Magnus, Shaun: You actually think that Kleiner Perkins Caufield & Beyers are suckers? You can bet these guys have done some due dilligence. You can also believe that ZENN has actually seen some of the ESUs or they wouldn't have placed their order. If I were a scam artist I wouldn't be ramping up production for 2007, I'd be making vague promisses for 5 years in the future.

Roger Pham

Ceramic capacitors are not known for their high energy storage capacity. Barium titanate has been used to make ceramic capacitors for quite sometimes, and has nowhere near the energy capacity as claimed by EEStor company.

The claimed 52kwh capacity of the the EEstor device having 31 farads is due to the 3,500 V maximum voltage rating. However, automotive power inverters and power transformers are typically designed to handle battery voltages from 250-500 volts. Since Energy Stored = 1/2 Capacitance x VoltageSquared, reducing the 3,500V down to a more reasonable 500V will reduce the storage capacity of the EEstor from 52kwh down to 1kwh.

Otherwise, working with 3,500V in a personal vehicle is very lethal, especially in the event of an accident. High-voltage capacitors can explode violently upon aging of the dielectric material or other stresses that can lower the dielectric property of the material. In a chain reaction, the entire energy of this supercapacitor can be released as fast as a bomb explosion. If you wanna build a thick, thick bomb-proof casing to contain this 52kwh worth (~140lbs of TNT-equivalent) of energy that can be released in a flash, you will need a lot of carbon fiber layers that will be very heavy and costly. You might have better luck making a Compressed Hydrogen tank out of carbon-fiber reenforcement. H2 by itself without O2 cannot combust. Structural weakness in the carbon fiber tank may allow the H2 to leak out at a fast rate, but it will not explode.
Good luck, EEStor. Y'all will need every bit of it!

Andrey

Doggydogworld:

I ran through EESTOR patents some time ago and they ARE unimpressive.

Allen:

There was some interesting info on phase-change explosives, which theoretically could be 10 times more destructive than conventional. Internal short of EESTOR capacitor, according to amount of energy stored, could be the one.

Kevin:

Our lawyer-infested society is pretty tolerant to old-fashioned dangers such as gasoline fire or diesel soot exposure. Not the case with any new-born danger, like MTBE, new drugs, or in our case supercap explosion. EESTOR supercap could be 10 times safer than gasoline tank, but one explosive event could bankrupt the company due to litigation case and scare of everybody else of possible cases. Sad, but true. Same could happen with CNG vehicles.

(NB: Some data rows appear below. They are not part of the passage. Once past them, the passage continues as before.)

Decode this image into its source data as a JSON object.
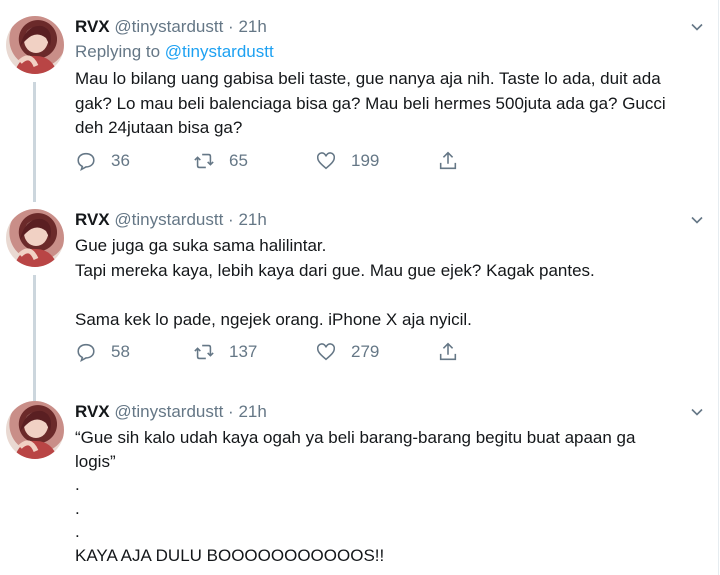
{
  "tweets": [
    {
      "name": "RVX",
      "handle": "@tinystardustt",
      "dot": "·",
      "time": "21h",
      "replying_prefix": "Replying to ",
      "replying_to": "@tinystardustt",
      "text": "Mau lo bilang uang gabisa beli taste, gue nanya aja nih. Taste lo ada, duit ada\ngak? Lo mau beli balenciaga bisa ga? Mau beli hermes 500juta ada ga? Gucci\ndeh 24jutaan bisa ga?",
      "replies": "36",
      "retweets": "65",
      "likes": "199"
    },
    {
      "name": "RVX",
      "handle": "@tinystardustt",
      "dot": "·",
      "time": "21h",
      "text": "Gue juga ga suka sama halilintar.\nTapi mereka kaya, lebih kaya dari gue. Mau gue ejek? Kagak pantes.\n\nSama kek lo pade, ngejek orang. iPhone X aja nyicil.",
      "replies": "58",
      "retweets": "137",
      "likes": "279"
    },
    {
      "name": "RVX",
      "handle": "@tinystardustt",
      "dot": "·",
      "time": "21h",
      "text": "“Gue sih kalo udah kaya ogah ya beli barang-barang begitu buat apaan ga\nlogis”\n.\n.\n.\nKAYA AJA DULU BOOOOOOOOOOOS!!"
    }
  ],
  "icons": {
    "reply": "comment-icon",
    "retweet": "retweet-icon",
    "like": "heart-icon",
    "share": "share-icon",
    "menu": "chevron-down-icon"
  },
  "colors": {
    "text": "#14171a",
    "muted": "#657786",
    "link": "#1da1f2",
    "thread": "#ccd6dd"
  }
}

Magnus:

Your opinion is shared by all knowledgeable people (encoding experts) I managed to read in the last year. But the company is private, so no direct pump-and-dump scum is involved.

Possible IPO on the horizon?

clett

I'd be worried about vibration damage and calender longevity but other than that, let's wait to see what ZAP says! If it's as positive as what Phoenix are saying about their Altair cells, then it's good news!

Verify your Comment

Previewing your Comment

This is only a preview. Your comment has not yet been posted.

Working...
Your comment could not be posted. Error type:
Your comment has been posted. Post another comment

The letters and numbers you entered did not match the image. Please try again.

As a final step before posting your comment, enter the letters and numbers you see in the image below. This prevents automated programs from posting comments.

Having trouble reading this image? View an alternate.

Working...

Post a comment

Your Information

(Name is required. Email address will not be displayed with the comment.)